Legal for Landlords, the law firm representing him in gaining possession of the property, does not think the landlord is likely to recoup the rent he is owed.  Sim Sekhon, managing director of the firm says “This case illustrates why plans to abolish Section 21 are so dangerous for landlords’ rights…. It’s vital to have a robust legal mechanism in place to reach a resolution in a timely manner.

In fact, a Section 8 notice was used in this case because of the amount of damage caused and the extent of the rent arrears. But, as Sim points out, there are plenty of cases where that wouldn’t be appropriate. “Section 8 alone doesn’t have enough teeth to protect the landlord and, for many, it’s frankly a terrifying thought that this outdated legislation is all they may have to protect their interests”.

We wholeheartedly agree.

Good news for broadband providers – and you!

Faster block broadband made easier

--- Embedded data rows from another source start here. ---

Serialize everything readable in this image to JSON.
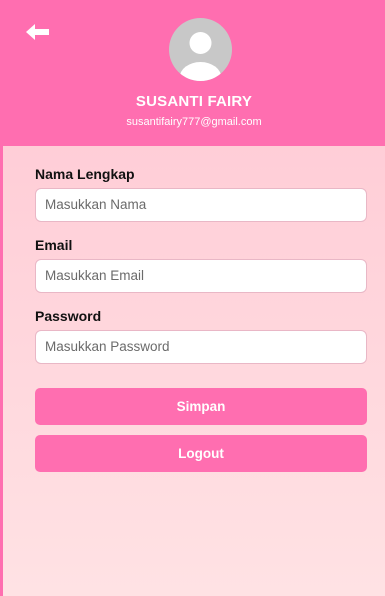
{
  "profile": {
    "name": "SUSANTI FAIRY",
    "email": "susantifairy777@gmail.com"
  },
  "form": {
    "fullname": {
      "label": "Nama Lengkap",
      "placeholder": "Masukkan Nama"
    },
    "email": {
      "label": "Email",
      "placeholder": "Masukkan Email"
    },
    "password": {
      "label": "Password",
      "placeholder": "Masukkan Password"
    }
  },
  "buttons": {
    "save": "Simpan",
    "logout": "Logout"
  },
  "icons": {
    "back": "arrow-left-icon",
    "avatar": "user-avatar-icon"
  },
  "colors": {
    "accent": "#ff6eb0",
    "background_top": "#ffc7d3",
    "background_bottom": "#ffe2e4"
  }
}
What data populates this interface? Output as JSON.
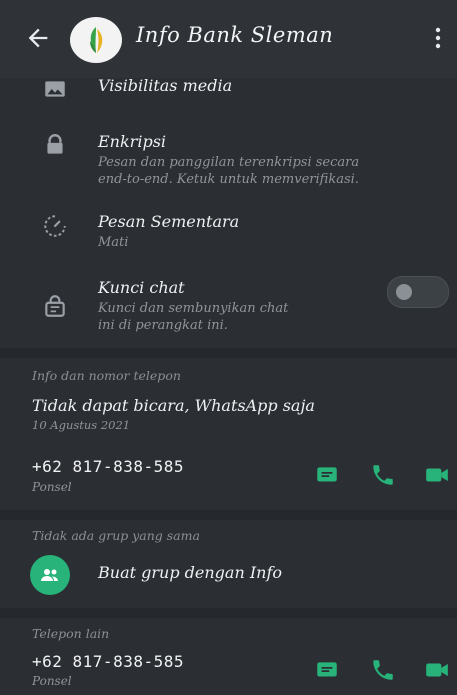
{
  "header": {
    "title": "Info Bank Sleman"
  },
  "media": {
    "label": "Visibilitas media"
  },
  "encryption": {
    "label": "Enkripsi",
    "line1": "Pesan dan panggilan terenkripsi secara",
    "line2": "end-to-end. Ketuk untuk memverifikasi."
  },
  "disappearing": {
    "label": "Pesan Sementara",
    "value": "Mati"
  },
  "chat_lock": {
    "label": "Kunci chat",
    "line1": "Kunci dan sembunyikan chat",
    "line2": "ini di perangkat ini.",
    "enabled": false
  },
  "about": {
    "section": "Info dan nomor telepon",
    "status": "Tidak dapat bicara, WhatsApp saja",
    "date": "10 Agustus 2021",
    "phone": "+62 817-838-585",
    "phone_type": "Ponsel"
  },
  "groups": {
    "section": "Tidak ada grup yang sama",
    "create_label": "Buat grup dengan Info"
  },
  "other_phone": {
    "section": "Telepon lain",
    "phone": "+62 817-838-585",
    "phone_type": "Ponsel"
  },
  "colors": {
    "accent": "#27b37a",
    "background": "#2b2e33"
  },
  "icons": [
    "back-arrow-icon",
    "logo-icon",
    "more-vert-icon",
    "image-icon",
    "lock-icon",
    "timer-icon",
    "chat-lock-icon",
    "message-icon",
    "phone-icon",
    "video-icon",
    "group-add-icon"
  ]
}
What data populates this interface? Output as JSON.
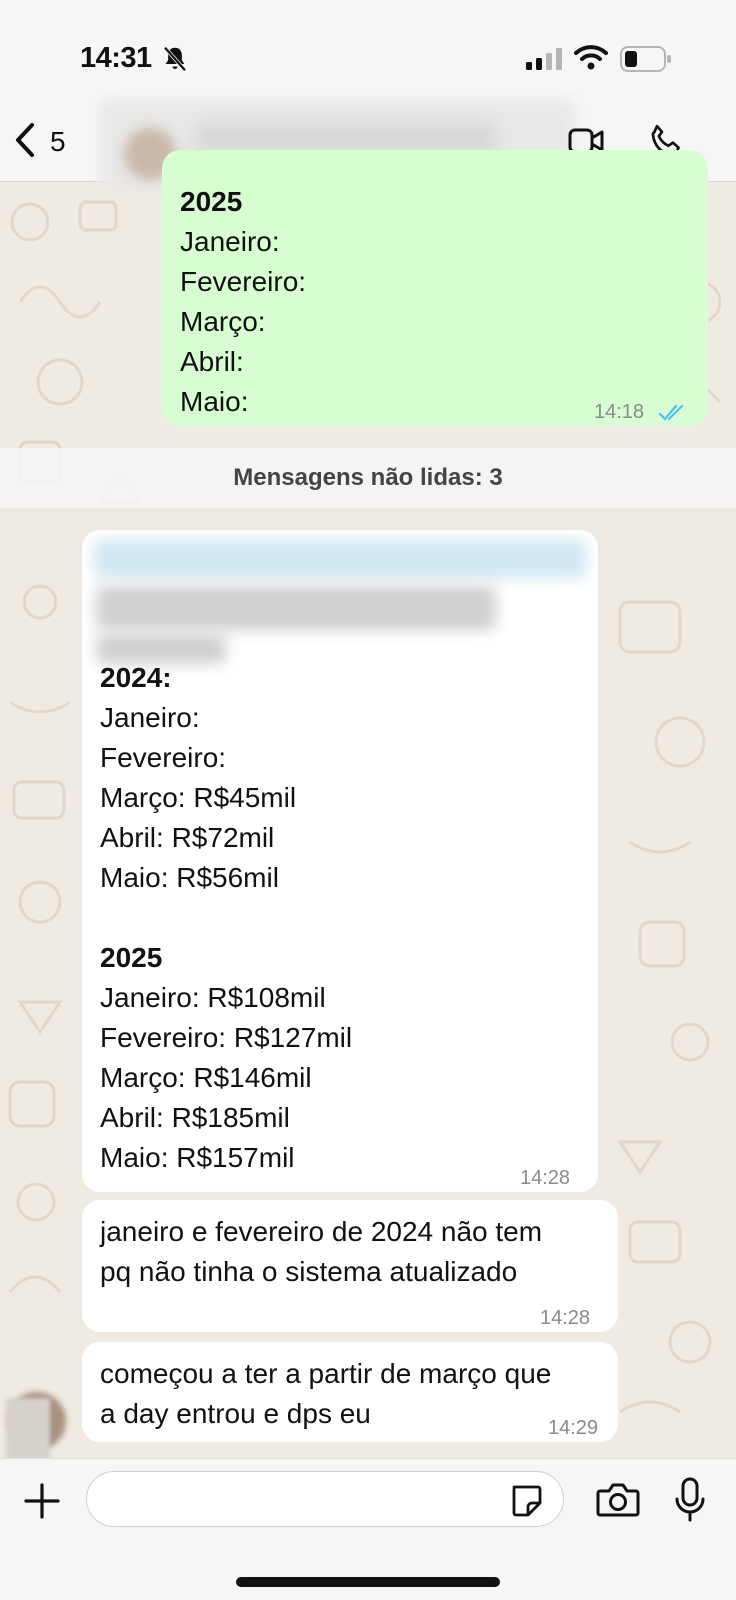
{
  "status_bar": {
    "time": "14:31"
  },
  "header": {
    "back_count": "5"
  },
  "messages": {
    "out_1": {
      "lines": [
        "2025",
        "Janeiro:",
        "Fevereiro:",
        "Março:",
        "Abril:",
        "Maio:"
      ],
      "time": "14:18",
      "status": "read-double-check"
    },
    "unread_banner": "Mensagens não lidas: 3",
    "in_1": {
      "heading_2024": "2024:",
      "lines_2024": [
        "Janeiro:",
        "Fevereiro:",
        "Março: R$45mil",
        "Abril: R$72mil",
        "Maio: R$56mil"
      ],
      "heading_2025": "2025",
      "lines_2025": [
        "Janeiro: R$108mil",
        "Fevereiro: R$127mil",
        "Março: R$146mil",
        "Abril: R$185mil",
        "Maio: R$157mil"
      ],
      "time": "14:28"
    },
    "in_2": {
      "lines": [
        "janeiro e fevereiro de 2024 não tem",
        "pq não tinha o sistema atualizado"
      ],
      "time": "14:28"
    },
    "in_3": {
      "lines": [
        "começou a ter a partir de março que",
        "a day entrou e dps eu"
      ],
      "time": "14:29"
    }
  },
  "input": {
    "placeholder": ""
  },
  "colors": {
    "outgoing_bubble": "#d9fdd3",
    "incoming_bubble": "#ffffff",
    "read_check": "#53bdeb",
    "wallpaper": "#efeae2"
  },
  "icons": [
    "mute-bell-icon",
    "signal-icon",
    "wifi-icon",
    "battery-icon",
    "back-chevron-icon",
    "video-call-icon",
    "phone-icon",
    "plus-icon",
    "sticker-icon",
    "camera-icon",
    "microphone-icon"
  ]
}
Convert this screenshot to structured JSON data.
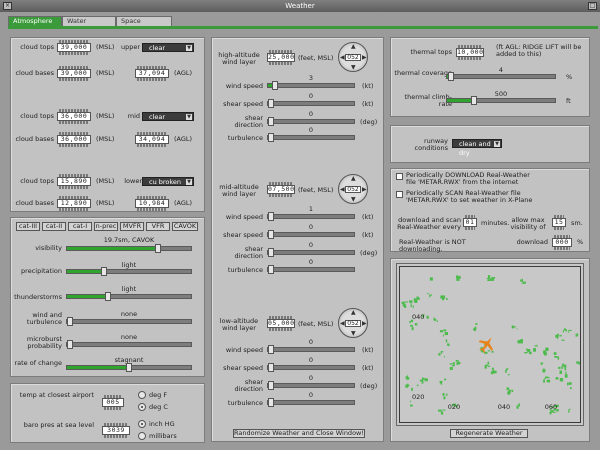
{
  "window": {
    "title": "Weather",
    "close_glyph": "×",
    "min_glyph": "□"
  },
  "tabs": [
    {
      "label": "Atmosphere"
    },
    {
      "label": "Water"
    },
    {
      "label": "Space"
    }
  ],
  "clouds": {
    "tops_label": "cloud tops",
    "bases_label": "cloud bases",
    "msl": "(MSL)",
    "agl": "(AGL)",
    "layers": [
      {
        "name": "upper",
        "type": "clear",
        "tops": "39,000",
        "bases": "39,000",
        "agl": "37,094"
      },
      {
        "name": "mid",
        "type": "clear",
        "tops": "36,000",
        "bases": "36,000",
        "agl": "34,094"
      },
      {
        "name": "lower",
        "type": "cu broken",
        "tops": "15,890",
        "bases": "12,890",
        "agl": "10,984"
      }
    ]
  },
  "presets": {
    "buttons": [
      "cat-III",
      "cat-II",
      "cat-I",
      "n-prec",
      "MVFR",
      "VFR",
      "CAVOK"
    ]
  },
  "conditions": {
    "visibility": {
      "label": "visibility",
      "value_text": "19.7sm, CAVOK",
      "level": 0.73
    },
    "precipitation": {
      "label": "precipitation",
      "value_text": "light",
      "level": 0.3
    },
    "thunderstorms": {
      "label": "thunderstorms",
      "value_text": "light",
      "level": 0.33
    },
    "wind_turbulence": {
      "label": "wind and turbulence",
      "value_text": "none",
      "level": 0.0
    },
    "microburst": {
      "label": "microburst probability",
      "value_text": "none",
      "level": 0.0
    },
    "rate_of_change": {
      "label": "rate of change",
      "value_text": "stagnant",
      "level": 0.5
    }
  },
  "temperature": {
    "temp_label": "temp at closest airport",
    "temp_value": "005",
    "deg_f": "deg F",
    "deg_c": "deg C",
    "unit": "deg C",
    "baro_label": "baro pres at sea level",
    "baro_value": "3039",
    "inch_hg": "inch HG",
    "millibars": "millibars",
    "baro_unit": "inch HG"
  },
  "winds": {
    "feet_msl": "(feet, MSL)",
    "kt": "(kt)",
    "deg": "(deg)",
    "speed_label": "wind speed",
    "shear_speed_label": "shear speed",
    "shear_dir_label": "shear direction",
    "turbulence_label": "turbulence",
    "layers": [
      {
        "name": "high-altitude wind layer",
        "alt": "25,000",
        "heading": "052",
        "speed": "3",
        "shear_speed": "0",
        "shear_dir": "0",
        "turbulence": "0"
      },
      {
        "name": "mid-altitude wind layer",
        "alt": "07,500",
        "heading": "052",
        "speed": "1",
        "shear_speed": "0",
        "shear_dir": "0",
        "turbulence": "0"
      },
      {
        "name": "low-altitude wind layer",
        "alt": "05,000",
        "heading": "052",
        "speed": "0",
        "shear_speed": "0",
        "shear_dir": "0",
        "turbulence": "0"
      }
    ],
    "randomize_button": "Randomize Weather and Close Window!"
  },
  "thermals": {
    "tops_label": "thermal tops",
    "tops_value": "10,000",
    "tops_note": "(ft AGL: RIDGE LIFT will be added to this)",
    "coverage_label": "thermal coverage",
    "coverage_value": "4",
    "coverage_unit": "%",
    "coverage_level": 0.04,
    "climb_label": "thermal climb-rate",
    "climb_value": "500",
    "climb_unit": "ft",
    "climb_level": 0.25
  },
  "runway": {
    "label": "runway conditions",
    "value": "clean and dry"
  },
  "real_weather": {
    "download_label": "Periodically DOWNLOAD Real-Weather file 'METAR.RWX' from the internet",
    "scan_label": "Periodically SCAN Real-Weather file 'METAR.RWX' to set weather in X-Plane",
    "every_label": "download and scan Real-Weather every",
    "every_value": "01",
    "every_unit": "minutes.",
    "vis_label": "allow max visibility of",
    "vis_value": "15",
    "vis_unit": "sm.",
    "status": "Real-Weather is NOT downloading.",
    "download_label2": "download",
    "download_value": "000",
    "download_unit": "%"
  },
  "map": {
    "x_ticks": [
      "020",
      "040",
      "060"
    ],
    "y_ticks": [
      "040",
      "020"
    ],
    "regenerate_button": "Regenerate Weather",
    "colors": {
      "cloud": "#4dbb4d",
      "plane": "#e8831c"
    }
  }
}
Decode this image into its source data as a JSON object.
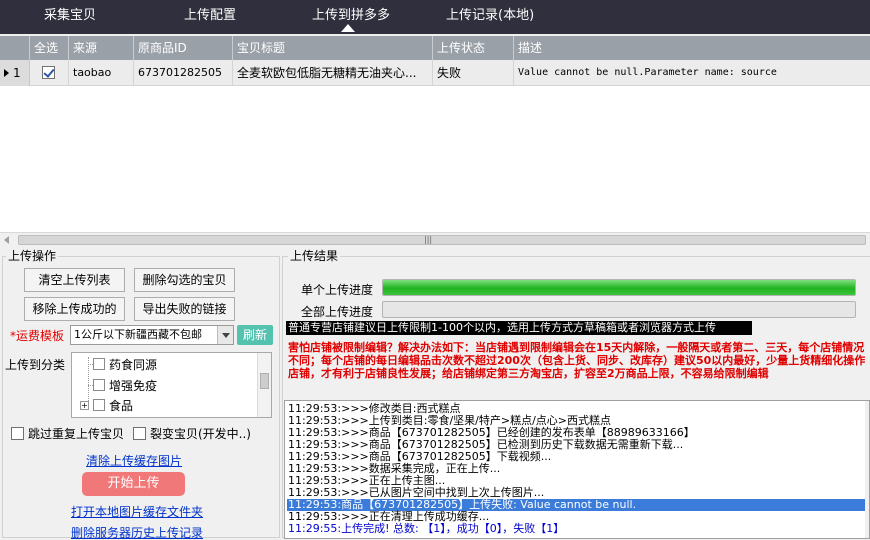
{
  "nav": {
    "tabs": [
      "采集宝贝",
      "上传配置",
      "上传到拼多多",
      "上传记录(本地)"
    ],
    "active_index": 2
  },
  "grid": {
    "columns": [
      "全选",
      "来源",
      "原商品ID",
      "宝贝标题",
      "上传状态",
      "描述"
    ],
    "rows": [
      {
        "row_number": "1",
        "checked": true,
        "source": "taobao",
        "product_id": "673701282505",
        "title": "全麦软欧包低脂无糖精无油夹心...",
        "status": "失败",
        "desc": "Value cannot be null.Parameter name: source"
      }
    ],
    "grip": "|||"
  },
  "upload_ops": {
    "title": "上传操作",
    "buttons": {
      "clear_list": "清空上传列表",
      "delete_checked": "删除勾选的宝贝",
      "remove_success": "移除上传成功的",
      "export_failed": "导出失败的链接"
    },
    "shipping_label": "*运费模板",
    "shipping_value": "1公斤以下新疆西藏不包邮",
    "refresh": "刷新",
    "category_label": "上传到分类",
    "categories": [
      "药食同源",
      "增强免疫",
      "食品"
    ],
    "skip_dup": "跳过重复上传宝贝",
    "split_sku": "裂变宝贝(开发中..)",
    "clear_cache": "清除上传缓存图片",
    "start": "开始上传",
    "open_folder": "打开本地图片缓存文件夹",
    "delete_history": "删除服务器历史上传记录"
  },
  "upload_result": {
    "title": "上传结果",
    "single_progress_label": "单个上传进度",
    "single_progress": 1.0,
    "total_progress_label": "全部上传进度",
    "total_progress": 0.0,
    "notice_black": "普通专营店铺建议日上传限制1-100个以内，选用上传方式方草稿箱或者浏览器方式上传",
    "notice_red": "害怕店铺被限制编辑？解决办法如下：当店铺遇到限制编辑会在15天内解除，一般隔天或者第二、三天，每个店铺情况不同；每个店铺的每日编辑品击次数不超过200次（包含上货、同步、改库存）建议50以内最好，少量上货精细化操作店铺，才有利于店铺良性发展；给店铺绑定第三方淘宝店，扩容至2万商品上限，不容易给限制编辑",
    "log": [
      "11:29:53:>>>修改类目:西式糕点",
      "11:29:53:>>>上传到类目:零食/坚果/特产>糕点/点心>西式糕点",
      "11:29:53:>>>商品【673701282505】已经创建的发布表单【88989633166】",
      "11:29:53:>>>商品【673701282505】已检测到历史下载数据无需重新下载...",
      "11:29:53:>>>商品【673701282505】下载视频...",
      "11:29:53:>>>数据采集完成，正在上传...",
      "11:29:53:>>>正在上传主图...",
      "11:29:53:>>>已从图片空间中找到上次上传图片...",
      "11:29:53:商品【673701282505】上传失败: Value cannot be null.",
      "11:29:53:>>>正在清理上传成功缓存...",
      "11:29:55:上传完成! 总数: 【1】，成功【0】，失败【1】"
    ]
  }
}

Would you like better broadband speeds in your block? If so, here’s something for you. The government has announced new measures to make it easier to install faster internet connections in blocks of flats where landlords repeatedly ignore requests for access from broadband firms. Digital Secretary Nicky Morgan estimates that an extra 3,000 residential buildings a year will be connected as a result.

Under the law as it stands, to install gigabit-capable broadband in the UK’s estimated 480,000 blocks of flats or apartments, broadband providers need permission from landlords to enter the property and undertake the necessary works. One of the biggest obstacles preventing operators from installing new networks in residential blocks is the building owner’s failure  – in as many as 40% of cases – to respond to requests for access. And while broadband providers can already push for access via the courts, this takes time – and money.

So to solve the problem, the Government is now promising a cheaper and faster process for telecoms companies to get access rights. This will apply when a landlord has repeatedly failed to respond to requests for access to install a connection that a tenant within the building has asked for. And it will give operators a cheaper and more streamlined route via the existing Upper Tribunal (Lands Chamber) to connect the property. The aim is to lower the timescale for entering a property from six months to a matter of weeks, and at a drastically reduced cost.

Good news all round we think.